**EXERCISE DIRECTIONS:**
Report only how many lines in the material contain "TradingView".

**DATA EXTRACTS:**
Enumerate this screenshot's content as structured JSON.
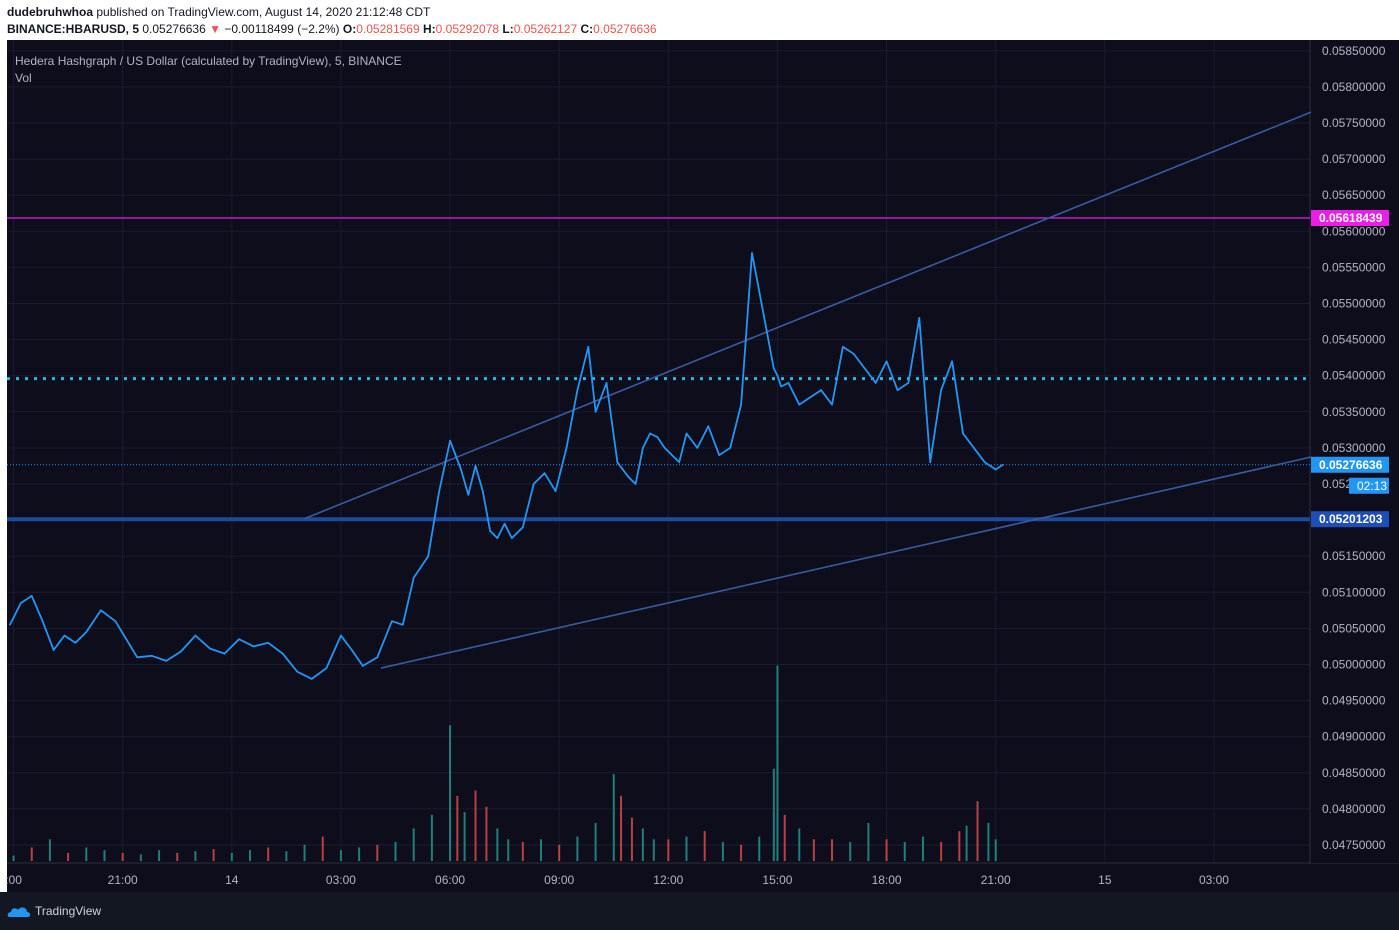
{
  "header": {
    "author": "dudebruhwhoa",
    "published_text": "published on TradingView.com, August 14, 2020 21:12:48 CDT",
    "symbol": "BINANCE:HBARUSD, 5",
    "last": "0.05276636",
    "change": "−0.00118499 (−2.2%)",
    "o_label": "O:",
    "o_value": "0.05281569",
    "h_label": "H:",
    "h_value": "0.05292078",
    "l_label": "L:",
    "l_value": "0.05262127",
    "c_label": "C:",
    "c_value": "0.05276636"
  },
  "legend": {
    "title": "Hedera Hashgraph / US Dollar (calculated by TradingView), 5, BINANCE",
    "volume": "Vol"
  },
  "footer": {
    "brand": "TradingView"
  },
  "colors": {
    "background": "#0d0d1c",
    "price_line": "#2196f3",
    "volume_up": "#26a69a",
    "volume_down": "#ef5350",
    "trendline": "#3a5aa0",
    "magenta_level": "#e91ee9",
    "dotted_level": "#2bb8e0",
    "support_level": "#1e4a9e",
    "label_last": "#2196f3",
    "label_support": "#1e4fb8"
  },
  "chart_data": {
    "type": "line",
    "title": "Hedera Hashgraph / US Dollar (calculated by TradingView), 5, BINANCE",
    "y_ticks": [
      "0.04750000",
      "0.04800000",
      "0.04850000",
      "0.04900000",
      "0.04950000",
      "0.05000000",
      "0.05050000",
      "0.05100000",
      "0.05150000",
      "0.05200000",
      "0.05250000",
      "0.05300000",
      "0.05350000",
      "0.05400000",
      "0.05450000",
      "0.05500000",
      "0.05550000",
      "0.05600000",
      "0.05650000",
      "0.05700000",
      "0.05750000",
      "0.05800000",
      "0.05850000"
    ],
    "y_tick_values": [
      0.0475,
      0.048,
      0.0485,
      0.049,
      0.0495,
      0.05,
      0.0505,
      0.051,
      0.0515,
      0.052,
      0.0525,
      0.053,
      0.0535,
      0.054,
      0.0545,
      0.055,
      0.0555,
      0.056,
      0.0565,
      0.057,
      0.0575,
      0.058,
      0.0585
    ],
    "ylim": [
      0.04725,
      0.05865
    ],
    "x_ticks": [
      ":00",
      "21:00",
      "14",
      "03:00",
      "06:00",
      "09:00",
      "12:00",
      "15:00",
      "18:00",
      "21:00",
      "15",
      "03:00"
    ],
    "x_tick_hours": [
      18,
      21,
      24,
      27,
      30,
      33,
      36,
      39,
      42,
      45,
      48,
      51
    ],
    "xlim": [
      17.82,
      53.64
    ],
    "price_series": {
      "name": "HBARUSD",
      "x_hours": [
        17.9,
        18.2,
        18.5,
        18.8,
        19.1,
        19.4,
        19.7,
        20.0,
        20.4,
        20.8,
        21.1,
        21.4,
        21.8,
        22.2,
        22.6,
        23.0,
        23.4,
        23.8,
        24.2,
        24.6,
        25.0,
        25.4,
        25.8,
        26.2,
        26.6,
        27.0,
        27.3,
        27.6,
        28.0,
        28.4,
        28.7,
        29.0,
        29.4,
        29.7,
        30.0,
        30.3,
        30.5,
        30.7,
        30.9,
        31.1,
        31.3,
        31.5,
        31.7,
        32.0,
        32.3,
        32.6,
        32.9,
        33.2,
        33.5,
        33.8,
        34.0,
        34.3,
        34.6,
        34.9,
        35.1,
        35.3,
        35.5,
        35.7,
        35.9,
        36.1,
        36.3,
        36.5,
        36.8,
        37.1,
        37.4,
        37.7,
        38.0,
        38.3,
        38.6,
        38.9,
        39.0,
        39.1,
        39.3,
        39.6,
        39.9,
        40.2,
        40.5,
        40.8,
        41.1,
        41.4,
        41.7,
        42.0,
        42.3,
        42.6,
        42.9,
        43.2,
        43.5,
        43.8,
        44.1,
        44.4,
        44.7,
        45.0,
        45.2
      ],
      "values": [
        0.05055,
        0.05085,
        0.05095,
        0.0506,
        0.0502,
        0.0504,
        0.0503,
        0.05045,
        0.05075,
        0.0506,
        0.05035,
        0.0501,
        0.05012,
        0.05005,
        0.05018,
        0.0504,
        0.05022,
        0.05015,
        0.05035,
        0.05025,
        0.0503,
        0.05015,
        0.0499,
        0.0498,
        0.04995,
        0.0504,
        0.0502,
        0.04998,
        0.0501,
        0.0506,
        0.05055,
        0.0512,
        0.0515,
        0.0524,
        0.0531,
        0.0527,
        0.05235,
        0.05275,
        0.0524,
        0.05185,
        0.05175,
        0.05195,
        0.05175,
        0.0519,
        0.0525,
        0.05265,
        0.0524,
        0.053,
        0.0538,
        0.0544,
        0.0535,
        0.0539,
        0.0528,
        0.0526,
        0.0525,
        0.053,
        0.0532,
        0.05315,
        0.053,
        0.0529,
        0.0528,
        0.0532,
        0.053,
        0.0533,
        0.0529,
        0.053,
        0.0536,
        0.0557,
        0.0549,
        0.0541,
        0.054,
        0.05385,
        0.0539,
        0.0536,
        0.0537,
        0.0538,
        0.0536,
        0.0544,
        0.0543,
        0.0541,
        0.0539,
        0.0542,
        0.0538,
        0.0539,
        0.0548,
        0.0528,
        0.0538,
        0.0542,
        0.0532,
        0.053,
        0.0528,
        0.0527,
        0.05276636
      ]
    },
    "volume_series": {
      "name": "Vol",
      "x_hours": [
        18.0,
        18.5,
        19.0,
        19.5,
        20.0,
        20.5,
        21.0,
        21.5,
        22.0,
        22.5,
        23.0,
        23.5,
        24.0,
        24.5,
        25.0,
        25.5,
        26.0,
        26.5,
        27.0,
        27.5,
        28.0,
        28.5,
        29.0,
        29.5,
        30.0,
        30.2,
        30.4,
        30.7,
        31.0,
        31.3,
        31.6,
        32.0,
        32.5,
        33.0,
        33.5,
        34.0,
        34.5,
        34.7,
        35.0,
        35.3,
        35.6,
        36.0,
        36.5,
        37.0,
        37.5,
        38.0,
        38.5,
        38.9,
        39.0,
        39.2,
        39.6,
        40.0,
        40.5,
        41.0,
        41.5,
        42.0,
        42.5,
        43.0,
        43.5,
        44.0,
        44.2,
        44.5,
        44.8,
        45.0
      ],
      "values": [
        10,
        25,
        40,
        15,
        25,
        20,
        15,
        12,
        20,
        15,
        18,
        22,
        15,
        20,
        25,
        18,
        30,
        45,
        20,
        25,
        30,
        35,
        60,
        85,
        250,
        120,
        90,
        130,
        100,
        60,
        40,
        35,
        40,
        30,
        45,
        70,
        160,
        120,
        80,
        60,
        40,
        40,
        45,
        55,
        35,
        30,
        45,
        170,
        360,
        85,
        60,
        40,
        40,
        35,
        70,
        40,
        35,
        45,
        35,
        55,
        65,
        110,
        70,
        40
      ],
      "colors": [
        "u",
        "d",
        "u",
        "d",
        "u",
        "u",
        "d",
        "u",
        "u",
        "d",
        "u",
        "d",
        "u",
        "u",
        "d",
        "u",
        "u",
        "d",
        "u",
        "u",
        "d",
        "u",
        "u",
        "u",
        "u",
        "d",
        "u",
        "d",
        "d",
        "u",
        "u",
        "d",
        "u",
        "d",
        "u",
        "u",
        "u",
        "d",
        "d",
        "u",
        "u",
        "d",
        "u",
        "d",
        "u",
        "d",
        "u",
        "u",
        "u",
        "d",
        "u",
        "d",
        "d",
        "u",
        "u",
        "d",
        "u",
        "u",
        "d",
        "d",
        "u",
        "d",
        "u",
        "u"
      ],
      "ylim": [
        0,
        420
      ]
    },
    "trendlines": [
      {
        "name": "upper-channel",
        "from": [
          26.0,
          0.05202
        ],
        "to": [
          54.4,
          0.0578
        ]
      },
      {
        "name": "lower-channel",
        "from": [
          28.1,
          0.04995
        ],
        "to": [
          57.4,
          0.0533
        ]
      }
    ],
    "horizontal_levels": [
      {
        "name": "magenta-level",
        "value": 0.05618439,
        "label": "0.05618439",
        "style": "solid"
      },
      {
        "name": "dotted-level",
        "value": 0.05396,
        "label": "",
        "style": "dotted"
      },
      {
        "name": "last-price-level",
        "value": 0.05276636,
        "label": "0.05276636",
        "style": "dotted-thin"
      },
      {
        "name": "support-level",
        "value": 0.05201203,
        "label": "0.05201203",
        "style": "thick"
      }
    ],
    "countdown": "02:13",
    "grid": true
  }
}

**RESPONSE TO THIS TASK:**
4